Over the summer of 2017 the research I have been conducting involved the Cryspovirus, which is found within the parasite Cryptosporidium parvum. The overall outcome of my project was to insert a green fluorescent protein, GFP, into the virus to make it glow and be easier to see the virus and how much of it there is.
The first thing I had to do before beginning anything else was to extract the RNA from the Cryspovirus. Breaking the oocysts, or shells, of the Cryptosporidium parvum, which is where the Cryspovirus is contained, did this. This was a success for me as I was able to extract the RNA using this method. With this RNA I was able to do a polymerase chain reaction with it, PCR, using different reaction conditions. The PCR was done to copy a specific portion of the virus RNA. After the PCR was complete I then made an agarose gel and injected the PCR samples into the gel and let it run for a half hour. This was done with intentions to see a specific band on the gel that would mean that the PCR had worked and the RNA was successfully copied. Unfortunately this came out with negative results.

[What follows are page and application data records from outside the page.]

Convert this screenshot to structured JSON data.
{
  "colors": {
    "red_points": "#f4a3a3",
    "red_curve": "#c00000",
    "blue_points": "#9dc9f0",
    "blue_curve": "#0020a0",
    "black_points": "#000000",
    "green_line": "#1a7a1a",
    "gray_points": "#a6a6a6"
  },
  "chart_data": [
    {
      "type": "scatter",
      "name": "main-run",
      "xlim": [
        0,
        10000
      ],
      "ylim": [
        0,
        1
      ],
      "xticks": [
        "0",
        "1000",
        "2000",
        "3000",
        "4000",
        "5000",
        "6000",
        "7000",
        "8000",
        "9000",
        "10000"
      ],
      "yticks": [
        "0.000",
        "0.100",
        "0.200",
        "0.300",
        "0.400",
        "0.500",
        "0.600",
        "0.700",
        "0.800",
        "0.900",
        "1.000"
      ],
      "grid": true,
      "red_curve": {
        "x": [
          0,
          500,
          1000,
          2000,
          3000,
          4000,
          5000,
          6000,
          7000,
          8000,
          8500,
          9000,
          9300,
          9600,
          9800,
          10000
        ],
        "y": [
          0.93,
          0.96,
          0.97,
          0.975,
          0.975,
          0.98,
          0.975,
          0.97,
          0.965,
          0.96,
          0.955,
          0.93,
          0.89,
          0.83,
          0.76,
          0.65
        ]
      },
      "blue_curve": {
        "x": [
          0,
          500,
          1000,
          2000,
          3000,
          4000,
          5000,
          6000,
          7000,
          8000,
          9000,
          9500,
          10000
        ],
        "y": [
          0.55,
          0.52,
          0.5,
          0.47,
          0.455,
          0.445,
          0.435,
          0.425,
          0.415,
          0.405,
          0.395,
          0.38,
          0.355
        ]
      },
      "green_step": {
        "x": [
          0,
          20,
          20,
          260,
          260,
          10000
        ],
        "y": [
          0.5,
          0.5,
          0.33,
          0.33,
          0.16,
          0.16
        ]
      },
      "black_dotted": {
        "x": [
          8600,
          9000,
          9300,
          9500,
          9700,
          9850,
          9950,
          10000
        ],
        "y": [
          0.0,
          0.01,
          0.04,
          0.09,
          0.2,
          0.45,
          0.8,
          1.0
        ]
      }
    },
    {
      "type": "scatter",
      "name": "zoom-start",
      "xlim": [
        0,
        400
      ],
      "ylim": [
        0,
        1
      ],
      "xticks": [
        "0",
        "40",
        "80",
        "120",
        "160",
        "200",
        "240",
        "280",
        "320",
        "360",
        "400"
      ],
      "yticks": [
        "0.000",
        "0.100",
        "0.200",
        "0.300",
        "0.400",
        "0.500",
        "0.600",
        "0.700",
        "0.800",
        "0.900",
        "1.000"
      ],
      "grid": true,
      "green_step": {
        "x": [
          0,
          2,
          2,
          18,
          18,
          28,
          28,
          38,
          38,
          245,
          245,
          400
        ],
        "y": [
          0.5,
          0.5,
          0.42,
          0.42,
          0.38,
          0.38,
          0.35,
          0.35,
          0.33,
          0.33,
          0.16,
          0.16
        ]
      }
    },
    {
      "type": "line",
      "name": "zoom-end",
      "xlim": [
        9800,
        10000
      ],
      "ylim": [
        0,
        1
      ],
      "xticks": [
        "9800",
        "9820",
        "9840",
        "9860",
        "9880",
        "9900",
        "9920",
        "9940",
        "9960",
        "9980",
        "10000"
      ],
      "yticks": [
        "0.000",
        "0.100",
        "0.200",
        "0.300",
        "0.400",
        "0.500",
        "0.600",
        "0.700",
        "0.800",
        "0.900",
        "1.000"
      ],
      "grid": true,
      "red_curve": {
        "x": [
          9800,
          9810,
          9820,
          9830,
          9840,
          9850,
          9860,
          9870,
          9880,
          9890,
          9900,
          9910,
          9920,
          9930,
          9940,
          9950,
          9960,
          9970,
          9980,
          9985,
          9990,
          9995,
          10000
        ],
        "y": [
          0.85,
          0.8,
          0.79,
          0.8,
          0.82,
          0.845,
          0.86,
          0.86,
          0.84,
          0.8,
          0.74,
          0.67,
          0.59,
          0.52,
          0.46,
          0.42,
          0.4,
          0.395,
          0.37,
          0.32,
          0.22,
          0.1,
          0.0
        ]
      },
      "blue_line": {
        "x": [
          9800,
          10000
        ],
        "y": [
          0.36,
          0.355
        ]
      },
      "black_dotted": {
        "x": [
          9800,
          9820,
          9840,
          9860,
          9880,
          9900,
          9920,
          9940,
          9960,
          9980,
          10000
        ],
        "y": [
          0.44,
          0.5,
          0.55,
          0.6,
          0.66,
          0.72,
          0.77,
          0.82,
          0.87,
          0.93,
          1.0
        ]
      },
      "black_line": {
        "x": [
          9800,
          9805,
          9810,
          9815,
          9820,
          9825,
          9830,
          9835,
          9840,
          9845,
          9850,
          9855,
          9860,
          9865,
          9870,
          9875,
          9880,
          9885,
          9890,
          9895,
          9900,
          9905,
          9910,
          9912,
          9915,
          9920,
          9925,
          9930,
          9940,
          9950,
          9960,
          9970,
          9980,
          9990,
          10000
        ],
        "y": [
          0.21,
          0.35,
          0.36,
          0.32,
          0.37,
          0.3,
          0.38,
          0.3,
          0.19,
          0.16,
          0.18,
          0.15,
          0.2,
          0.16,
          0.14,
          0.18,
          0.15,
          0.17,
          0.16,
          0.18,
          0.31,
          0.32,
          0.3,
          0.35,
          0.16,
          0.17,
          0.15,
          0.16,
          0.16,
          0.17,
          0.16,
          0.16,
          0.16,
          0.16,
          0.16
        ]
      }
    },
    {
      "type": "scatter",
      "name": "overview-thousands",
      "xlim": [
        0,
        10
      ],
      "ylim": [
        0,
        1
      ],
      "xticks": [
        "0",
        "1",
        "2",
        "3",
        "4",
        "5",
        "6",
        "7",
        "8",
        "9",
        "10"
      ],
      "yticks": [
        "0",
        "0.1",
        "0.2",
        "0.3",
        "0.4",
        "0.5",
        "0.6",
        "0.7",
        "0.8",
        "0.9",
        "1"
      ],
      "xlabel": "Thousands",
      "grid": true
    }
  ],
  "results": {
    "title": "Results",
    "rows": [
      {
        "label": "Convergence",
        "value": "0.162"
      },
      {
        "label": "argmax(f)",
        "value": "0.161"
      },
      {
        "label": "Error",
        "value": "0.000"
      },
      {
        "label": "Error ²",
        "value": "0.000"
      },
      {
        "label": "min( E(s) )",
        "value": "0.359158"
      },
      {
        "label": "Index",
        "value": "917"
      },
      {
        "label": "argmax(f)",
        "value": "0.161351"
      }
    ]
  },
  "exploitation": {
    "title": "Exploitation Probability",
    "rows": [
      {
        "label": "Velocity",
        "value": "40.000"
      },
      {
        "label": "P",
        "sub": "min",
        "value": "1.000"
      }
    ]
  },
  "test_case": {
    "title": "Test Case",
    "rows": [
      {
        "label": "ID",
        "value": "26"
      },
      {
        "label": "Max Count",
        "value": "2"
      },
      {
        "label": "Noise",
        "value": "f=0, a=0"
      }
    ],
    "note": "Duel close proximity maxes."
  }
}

The reason why I think there was no band showing up for the RNA is because the hb, ns, and cpv primers I used were not cutting the RNA correctly and therefore the PCR was copying the wrong sections of the RNA. I think the primers are the problem because I have used them to do PCR with many different times using different reaction conditions and all of them came out with negative results when running a gel. So, to fix this problem I designed new primers that would hopefully bind to the correct sequence of the RNA and therefore the correct sequence will be copied when running the PCR. Just last week these primers arrived. They consisted of two hb primers and two ns primers whereas before I was only using one ns primer and one hb primer. These primers were used to do a PCR using a new set of reaction conditions and thankfully the results came out positive for the ns primers. As for the hb primers the results still came out negative. This means that I am going to have to repeat PCR using the hb primers with different reaction conditions to see if I can get positive results. If that does not work after doing multiple different PCR’s then I will most likely need to design and order new primers.
To be able to extract GFP from the plasmid I had to swab E. coli onto an agar plate containing ampicillin. These plates were left to grow overnight and once they had grown, one colony was picked off of the plate and put into a tube containing agar broth and left to grow more overnight by being incubated with shaking. When the tube turned cloudy is when I knew it had grown enough to extract. The GFP DNA was extracted using the QIAprep Spin Miniprep Kit and then the extracted DNA was cleaned using the QIAquick Gel Extraction Kit. After the DNA was cleaned, I ran a gel with it to make sure that there was DNA present. Unfortunately the gel came out negative indicating that there was no DNA present. So to see if there was any GFP present at all I used vecotrs and restriction enzymes to see if the DNA was the correct size. These results came out negative as well meaning that there was no GFP present in my sample at all. I am still not sure why there is no GFP present in the sample.
Along with the GFP I also ran a gel using cas9, CRISPR-associated protein-9 nuclease, which is an enzyme that will help insert the GFP into the virus RNA so that it can fluoresce. I used vectors and restriction enzymes to make sure that there was cas9 present and these results came out positive. Since the cas9 is used to help the GFP be inserted into the virus we had to be able to extract the GFP successfully before being able to use the cas9 so I just froze down the sample until it is ready to be used.
Moving forward, I will hopefully be able to get the PCR to work for the hb primers. From there, then I will try to extract the RNA from the gel again and hopefully it will work since I have the new primers that work. If that works then the GFP will be inserted into the Cryspovirus with the use of the cas9 to help it be inserted properly. If this step works then the virus will fluoresce green and my research project will be complete.
Overall, I am very thankful to have had this opportunity as I learned a lot. First of all, I have learned to be very meticulous while working in the lab because it is very easy to make small mistakes that can cause your research to be affected. I have also learned that there are not always straight forward answers as to why something went wrong and that it takes a lot of time and thinking to solve an issue. However, even if you think you have found the answer as to why something went wrong you may not always be correct. There is a lot of patience, critical thinking, and trial and error that goes into research.